▶ [What the exercise asks]: Search the records for the word "sold" and copy every line in which it occurs.

▶ [Data excerpts]:
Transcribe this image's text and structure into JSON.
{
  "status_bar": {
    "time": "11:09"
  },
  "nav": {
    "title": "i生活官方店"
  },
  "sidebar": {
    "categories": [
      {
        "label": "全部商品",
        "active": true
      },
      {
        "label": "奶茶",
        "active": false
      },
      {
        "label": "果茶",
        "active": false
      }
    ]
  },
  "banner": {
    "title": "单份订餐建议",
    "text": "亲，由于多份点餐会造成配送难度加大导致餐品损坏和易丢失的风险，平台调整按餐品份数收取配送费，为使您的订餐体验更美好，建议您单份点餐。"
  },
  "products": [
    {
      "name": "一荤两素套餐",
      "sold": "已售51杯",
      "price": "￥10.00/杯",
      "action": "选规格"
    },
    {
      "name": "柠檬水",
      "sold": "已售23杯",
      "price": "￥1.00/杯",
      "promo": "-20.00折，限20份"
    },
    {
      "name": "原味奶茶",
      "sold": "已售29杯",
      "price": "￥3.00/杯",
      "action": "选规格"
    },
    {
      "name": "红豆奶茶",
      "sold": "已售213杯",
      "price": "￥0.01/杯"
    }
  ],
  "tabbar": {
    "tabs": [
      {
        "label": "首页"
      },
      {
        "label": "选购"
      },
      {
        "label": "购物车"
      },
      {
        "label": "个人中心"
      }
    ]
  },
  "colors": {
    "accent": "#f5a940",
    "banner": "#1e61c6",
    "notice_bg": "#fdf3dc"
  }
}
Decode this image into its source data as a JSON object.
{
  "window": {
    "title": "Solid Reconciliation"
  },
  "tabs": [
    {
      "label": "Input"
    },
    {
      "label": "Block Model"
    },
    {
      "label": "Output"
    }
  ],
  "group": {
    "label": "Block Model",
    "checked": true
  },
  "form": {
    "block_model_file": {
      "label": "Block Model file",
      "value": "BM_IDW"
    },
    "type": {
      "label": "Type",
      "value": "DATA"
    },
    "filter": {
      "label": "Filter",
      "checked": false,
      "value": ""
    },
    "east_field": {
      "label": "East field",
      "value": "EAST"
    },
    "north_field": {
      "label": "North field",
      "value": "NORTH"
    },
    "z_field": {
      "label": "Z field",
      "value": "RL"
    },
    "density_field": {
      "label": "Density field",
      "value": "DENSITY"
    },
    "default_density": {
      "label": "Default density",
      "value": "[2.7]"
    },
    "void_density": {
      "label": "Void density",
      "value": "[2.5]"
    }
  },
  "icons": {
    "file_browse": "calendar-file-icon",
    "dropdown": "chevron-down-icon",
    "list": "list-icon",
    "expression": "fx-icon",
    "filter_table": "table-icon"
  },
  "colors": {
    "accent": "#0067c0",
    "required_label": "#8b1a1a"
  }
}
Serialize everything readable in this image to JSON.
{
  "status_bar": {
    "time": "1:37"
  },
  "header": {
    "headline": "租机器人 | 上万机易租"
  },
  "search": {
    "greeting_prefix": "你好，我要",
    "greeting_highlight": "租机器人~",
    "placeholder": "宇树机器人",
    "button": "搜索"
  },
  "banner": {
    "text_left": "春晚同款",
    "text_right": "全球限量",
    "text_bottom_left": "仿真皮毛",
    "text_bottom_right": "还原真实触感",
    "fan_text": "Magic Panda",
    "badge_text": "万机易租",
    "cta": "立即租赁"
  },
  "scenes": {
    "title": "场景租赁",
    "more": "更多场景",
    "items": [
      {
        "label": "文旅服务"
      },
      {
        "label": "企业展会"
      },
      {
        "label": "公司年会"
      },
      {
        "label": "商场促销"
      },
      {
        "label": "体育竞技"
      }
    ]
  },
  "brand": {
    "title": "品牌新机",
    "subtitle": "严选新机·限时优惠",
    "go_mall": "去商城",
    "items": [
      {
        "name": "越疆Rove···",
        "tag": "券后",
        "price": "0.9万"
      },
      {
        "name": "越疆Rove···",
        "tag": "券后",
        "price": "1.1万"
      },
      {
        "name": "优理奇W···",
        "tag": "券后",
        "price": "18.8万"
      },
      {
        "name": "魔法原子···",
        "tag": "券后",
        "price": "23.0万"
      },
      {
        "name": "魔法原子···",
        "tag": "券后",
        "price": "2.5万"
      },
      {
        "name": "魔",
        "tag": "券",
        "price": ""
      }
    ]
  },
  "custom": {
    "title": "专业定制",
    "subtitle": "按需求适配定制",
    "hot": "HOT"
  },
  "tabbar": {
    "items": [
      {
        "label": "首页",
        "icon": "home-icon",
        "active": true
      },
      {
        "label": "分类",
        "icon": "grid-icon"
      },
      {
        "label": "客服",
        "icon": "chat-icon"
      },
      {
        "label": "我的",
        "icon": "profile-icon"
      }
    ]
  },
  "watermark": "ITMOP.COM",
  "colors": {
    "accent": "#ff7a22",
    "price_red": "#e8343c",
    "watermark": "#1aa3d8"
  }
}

▶ [Solution to this task]:
      "sold": "已售51杯",
      "sold": "已售23杯",
      "sold": "已售29杯",
      "sold": "已售213杯",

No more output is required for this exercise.